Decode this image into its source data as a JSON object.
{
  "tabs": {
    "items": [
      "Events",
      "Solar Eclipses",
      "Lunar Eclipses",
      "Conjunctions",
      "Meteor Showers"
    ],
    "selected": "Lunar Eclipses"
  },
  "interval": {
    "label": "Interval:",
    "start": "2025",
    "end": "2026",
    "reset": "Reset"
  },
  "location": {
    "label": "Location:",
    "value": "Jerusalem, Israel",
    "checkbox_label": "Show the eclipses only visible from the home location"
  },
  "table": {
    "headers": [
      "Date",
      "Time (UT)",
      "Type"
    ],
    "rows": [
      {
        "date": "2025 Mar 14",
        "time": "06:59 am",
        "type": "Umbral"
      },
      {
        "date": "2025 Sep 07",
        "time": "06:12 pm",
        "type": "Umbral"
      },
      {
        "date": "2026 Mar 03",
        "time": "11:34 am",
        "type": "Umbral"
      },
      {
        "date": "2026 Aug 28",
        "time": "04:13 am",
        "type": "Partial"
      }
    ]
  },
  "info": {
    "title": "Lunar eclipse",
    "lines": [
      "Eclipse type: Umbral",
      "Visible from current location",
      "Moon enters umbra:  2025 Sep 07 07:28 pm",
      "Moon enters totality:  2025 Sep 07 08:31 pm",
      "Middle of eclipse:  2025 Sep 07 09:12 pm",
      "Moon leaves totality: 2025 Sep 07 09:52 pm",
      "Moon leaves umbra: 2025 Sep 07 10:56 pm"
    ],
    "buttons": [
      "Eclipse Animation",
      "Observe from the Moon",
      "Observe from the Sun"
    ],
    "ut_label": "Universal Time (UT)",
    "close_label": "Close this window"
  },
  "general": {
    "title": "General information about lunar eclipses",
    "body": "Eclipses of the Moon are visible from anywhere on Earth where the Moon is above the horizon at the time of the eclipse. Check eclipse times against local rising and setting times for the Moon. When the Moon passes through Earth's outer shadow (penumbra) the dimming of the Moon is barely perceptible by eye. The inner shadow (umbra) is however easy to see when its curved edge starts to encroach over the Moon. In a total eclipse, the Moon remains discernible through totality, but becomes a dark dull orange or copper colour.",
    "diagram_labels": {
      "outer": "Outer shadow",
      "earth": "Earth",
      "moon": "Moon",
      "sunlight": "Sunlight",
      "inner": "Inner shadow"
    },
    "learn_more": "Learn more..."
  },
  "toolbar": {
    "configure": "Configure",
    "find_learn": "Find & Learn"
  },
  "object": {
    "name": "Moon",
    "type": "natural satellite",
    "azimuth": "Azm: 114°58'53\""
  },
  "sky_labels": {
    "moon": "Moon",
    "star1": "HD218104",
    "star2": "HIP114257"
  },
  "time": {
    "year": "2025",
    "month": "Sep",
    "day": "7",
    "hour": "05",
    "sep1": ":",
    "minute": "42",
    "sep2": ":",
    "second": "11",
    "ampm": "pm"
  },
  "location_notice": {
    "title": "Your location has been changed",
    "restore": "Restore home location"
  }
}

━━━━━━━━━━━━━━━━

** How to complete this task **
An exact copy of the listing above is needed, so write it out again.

** Response to the exercise **
Decode this image into its source data as a JSON object.
{
  "tabs": {
    "items": [
      "Events",
      "Solar Eclipses",
      "Lunar Eclipses",
      "Conjunctions",
      "Meteor Showers"
    ],
    "selected": "Lunar Eclipses"
  },
  "interval": {
    "label": "Interval:",
    "start": "2025",
    "end": "2026",
    "reset": "Reset"
  },
  "location": {
    "label": "Location:",
    "value": "Jerusalem, Israel",
    "checkbox_label": "Show the eclipses only visible from the home location"
  },
  "table": {
    "headers": [
      "Date",
      "Time (UT)",
      "Type"
    ],
    "rows": [
      {
        "date": "2025 Mar 14",
        "time": "06:59 am",
        "type": "Umbral"
      },
      {
        "date": "2025 Sep 07",
        "time": "06:12 pm",
        "type": "Umbral"
      },
      {
        "date": "2026 Mar 03",
        "time": "11:34 am",
        "type": "Umbral"
      },
      {
        "date": "2026 Aug 28",
        "time": "04:13 am",
        "type": "Partial"
      }
    ]
  },
  "info": {
    "title": "Lunar eclipse",
    "lines": [
      "Eclipse type: Umbral",
      "Visible from current location",
      "Moon enters umbra:  2025 Sep 07 07:28 pm",
      "Moon enters totality:  2025 Sep 07 08:31 pm",
      "Middle of eclipse:  2025 Sep 07 09:12 pm",
      "Moon leaves totality: 2025 Sep 07 09:52 pm",
      "Moon leaves umbra: 2025 Sep 07 10:56 pm"
    ],
    "buttons": [
      "Eclipse Animation",
      "Observe from the Moon",
      "Observe from the Sun"
    ],
    "ut_label": "Universal Time (UT)",
    "close_label": "Close this window"
  },
  "general": {
    "title": "General information about lunar eclipses",
    "body": "Eclipses of the Moon are visible from anywhere on Earth where the Moon is above the horizon at the time of the eclipse. Check eclipse times against local rising and setting times for the Moon. When the Moon passes through Earth's outer shadow (penumbra) the dimming of the Moon is barely perceptible by eye. The inner shadow (umbra) is however easy to see when its curved edge starts to encroach over the Moon. In a total eclipse, the Moon remains discernible through totality, but becomes a dark dull orange or copper colour.",
    "diagram_labels": {
      "outer": "Outer shadow",
      "earth": "Earth",
      "moon": "Moon",
      "sunlight": "Sunlight",
      "inner": "Inner shadow"
    },
    "learn_more": "Learn more..."
  },
  "toolbar": {
    "configure": "Configure",
    "find_learn": "Find & Learn"
  },
  "object": {
    "name": "Moon",
    "type": "natural satellite",
    "azimuth": "Azm: 114°58'53\""
  },
  "sky_labels": {
    "moon": "Moon",
    "star1": "HD218104",
    "star2": "HIP114257"
  },
  "time": {
    "year": "2025",
    "month": "Sep",
    "day": "7",
    "hour": "05",
    "sep1": ":",
    "minute": "42",
    "sep2": ":",
    "second": "11",
    "ampm": "pm"
  },
  "location_notice": {
    "title": "Your location has been changed",
    "restore": "Restore home location"
  }
}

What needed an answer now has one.